- Building Your Professional Network – The single most important thing you can do in your job search is networking. Linked In makes it easier than ever to identify contacts in your target companies. It is highly unlikely you will land your next position by simply applying online. You need to build a network of supporters at your target companies so that when the perfect opportunity is posted, you have an inside connection who can pass your resume to the hiring manager. It is challenging to stand out in the flood of online applications but most hiring managers will take a look at resumes referred from a trusted colleague.
- The Value of Second and Third Degree Connections and Groups – In the past networking was more challenging because you had to rely primarily on people you knew personally already. With Linked In the true power comes through your second and third degree connections. People you know also know many other people. This greatly expands the pool for identifying contacts in your target organizations. With group you can make connections without waiting for an introduction. Leverage alumni groups for school and former employers as well as affinity groups for your profession. This enables you to expand your network exponentially.
- Informational Interviews – A critical component of your networking strategy should be informational interviews to learn more about the companies on your target list and their career paths and hiring practices. Linked In enables you to identify relevant connections for informational interviews. Then ask each contact for additional introductions.
- Reconnecting with Former Colleagues – You may have lost contact with former colleagues once you left the company. Find them on Linked In to see where they are now and who else they may know to assist you in your search.

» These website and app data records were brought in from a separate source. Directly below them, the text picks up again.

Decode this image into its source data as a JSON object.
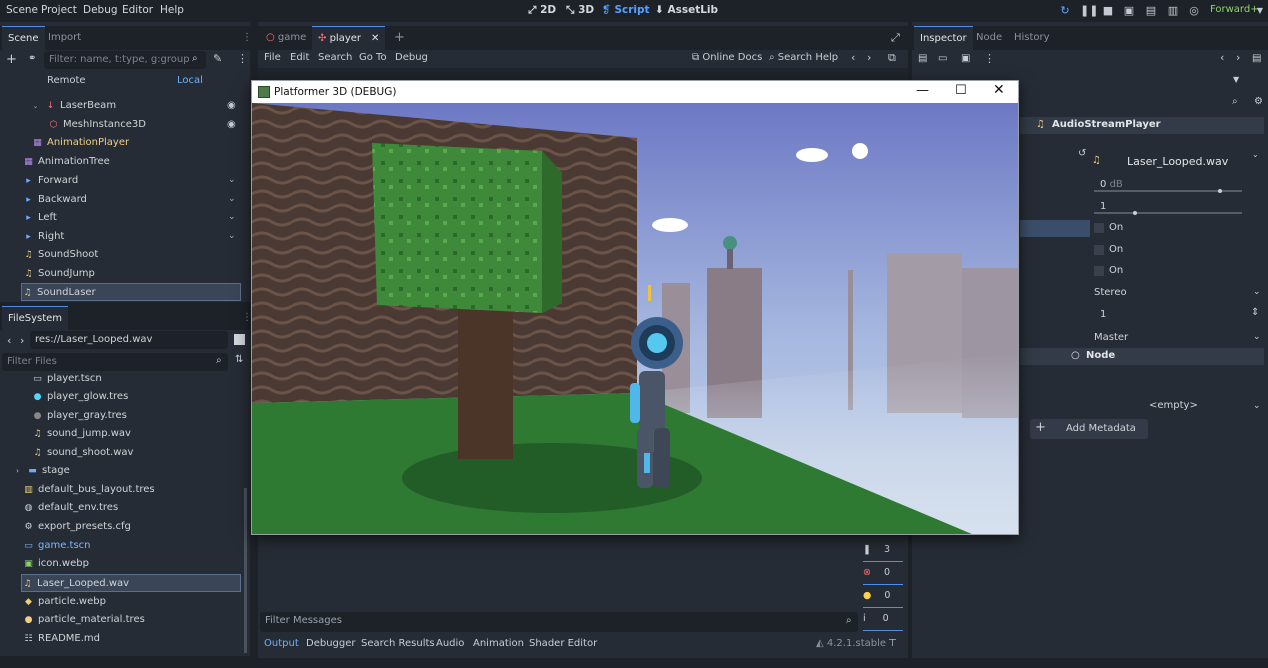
{
  "menubar": {
    "items": [
      "Scene",
      "Project",
      "Debug",
      "Editor",
      "Help"
    ]
  },
  "workspaces": {
    "w2d": "2D",
    "w3d": "3D",
    "script": "Script",
    "assetlib": "AssetLib"
  },
  "renderer": "Forward+",
  "scene_dock": {
    "tabs": [
      "Scene",
      "Import"
    ],
    "filter_placeholder": "Filter: name, t:type, g:group",
    "remote": "Remote",
    "local": "Local",
    "tree": [
      "LaserBeam",
      "MeshInstance3D",
      "AnimationPlayer",
      "AnimationTree",
      "Forward",
      "Backward",
      "Left",
      "Right",
      "SoundShoot",
      "SoundJump",
      "SoundLaser"
    ]
  },
  "filesystem": {
    "tab": "FileSystem",
    "path": "res://Laser_Looped.wav",
    "filter_placeholder": "Filter Files",
    "files": [
      "player.tscn",
      "player_glow.tres",
      "player_gray.tres",
      "sound_jump.wav",
      "sound_shoot.wav",
      "stage",
      "default_bus_layout.tres",
      "default_env.tres",
      "export_presets.cfg",
      "game.tscn",
      "icon.webp",
      "Laser_Looped.wav",
      "particle.webp",
      "particle_material.tres",
      "README.md"
    ]
  },
  "script_editor": {
    "tabs": [
      "game",
      "player"
    ],
    "menu": [
      "File",
      "Edit",
      "Search",
      "Go To",
      "Debug"
    ],
    "online_docs": "Online Docs",
    "search_help": "Search Help"
  },
  "game_window": {
    "title": "Platformer 3D (DEBUG)"
  },
  "output": {
    "filter_placeholder": "Filter Messages",
    "tabs": [
      "Output",
      "Debugger",
      "Search Results",
      "Audio",
      "Animation",
      "Shader Editor"
    ],
    "version": "4.2.1.stable",
    "counts": {
      "messages": "3",
      "errors": "0",
      "warnings": "0",
      "info": "0"
    }
  },
  "inspector": {
    "tabs": [
      "Inspector",
      "Node",
      "History"
    ],
    "node_type": "AudioStreamPlayer",
    "stream": "Laser_Looped.wav",
    "volume": "0",
    "volume_unit": "dB",
    "pitch": "1",
    "on1": "On",
    "on2": "On",
    "on3": "On",
    "mix_target": "Stereo",
    "max_polyphony": "1",
    "bus": "Master",
    "node_section": "Node",
    "metadata_empty": "<empty>",
    "add_metadata": "Add Metadata"
  }
}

- References – It is critical to have references for your search and chances are your references may have moved to other companies since you last worked together. Linked In is a convenient way to find them and to reconnect with them. Be sure to ask permissions to list them as a reference and verity their contact information in advance. When you expect a company will be contacting your references, let them know in advance to expect the call and provide background on the position and why you feel you are good fit.
- Helping Others Find You – While Linked In is extremely valuable in helping you find contacts, it is also becoming a valuable tool for recruiters to find specific skill sets and experience. Be sure you have a compelling and descriptive heading, not just your current title. Have a complete profile so potential employers can quickly see the highlights of your experience and education. Include a summary to focus on your key transferrable skills and your major professional accomplishments. Make it easy for recruiters to find you.